These first three are all quality pieces of removal, while Decree of Banishing also has the upside of being a constant that sits in play making Twilight Eclipse more potent. Sometimes, however, single target removal won’t do the trick. For those moments, we have a powerful new sweeper effect from Frostheart:
Massacre cleans up nicely against decks like Bombus and Redlings, while not touching any of our constants. The fact that Massacre gives a permanent debuff means it’s still reasonable against decks with larger troops. We can also combine two Massacres over two turns (or Massacre alongside Strangle) to kill larger threats.
When it comes to the reserves there is still a bit of guess work as to what exactly we want to be preparing to face this early in the format. That being said, midrange decks like this constants one typically want to hedge against the decks that are either trying to get underneath them or go way over the top of them.
We hedge the first of these by playing more efficient spot removal that can match an aggressive deck up the curve:
Cheap Shot is often a two for one against small troop decks. Not only does it kill something like Graven Geist when we play it, but often we generate something with at least one power that can then jump in front of something like a Deathseeker profitably.
Our best way to combat decks trying to go over the top of us is by tearing apart their hand before they can really get setup:
Withering Gaze allows us to take the best interaction out of their hand while also giving us information to optimize our sequencing around their remaining cards. Primordial Cockatwice gives us an uninterruptible method to two for one our opponent in the early turns of the game, while also representing a threat that closes the game out reasonably fast in the later turns.
The last cards in our reserves are a pair of From The Ashes as an additional method to clean up the board against larger midrange decks in the format.
While we do not know all of the decks that are going to popular this season, it is probably not unreasonable to assume that many of the mainstays from the previous format will carry over in some way, shape, or form.
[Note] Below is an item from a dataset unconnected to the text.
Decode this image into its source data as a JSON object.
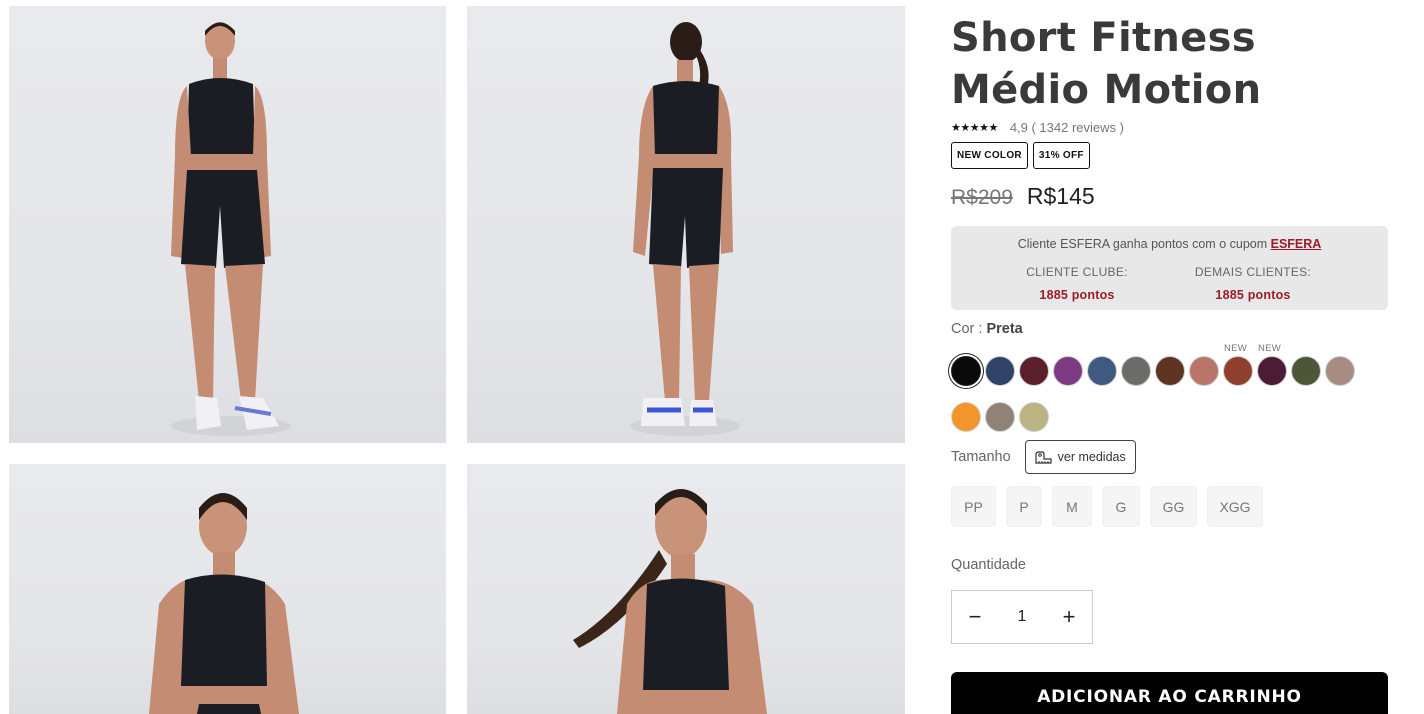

We can likely expect Redlings, Sapphire-Diamond Control, Blood-Wild Kagu, and Sapphire-Ruby McBombus to continue to be format staples.
Against Redlings, we want to remove some of our clunkier cards like Hailstorm and Zoarth’s Rectory for additional sweepers and removal. We generally want to reserve as follows:
Against SD Control we want to trim some of our plethora of removal that does not line up well against their few troops for cards that allow us to interact with the cards they are going to be keeping in their hand to control the game.
Against BW Kagu we want to trim some of our slower grindy elements in favor of some more efficient removal and card advantage that has a direct impact on the board in case we fall behind.
Against SR McBombus we want to trim some of our clunkier cards for things that are more resource efficient. Being able to play all of the cards we draw on curve and on time is key in this style of match up.
If you want to see some videos of the BD Constants deck in action, check out my stream archive below.
If you are looking for something to leverage the power of a bunch of new Frostheart cards, while also leaning on the power of old favorites like Herofall, then Blood-Diamond Constants might just be the deck for you this Constructed season!
Have a question about this archetype that I did not cover in the article above? Let me know by leaving a comment in the forum!
Thanks for reading,
Jeff is a professional gamer who enjoys the competitive aspects of HEX: Shards of Fate. Constructed is his preferred format and he is always looking for that new piece of technology to give him a leg up on the competition.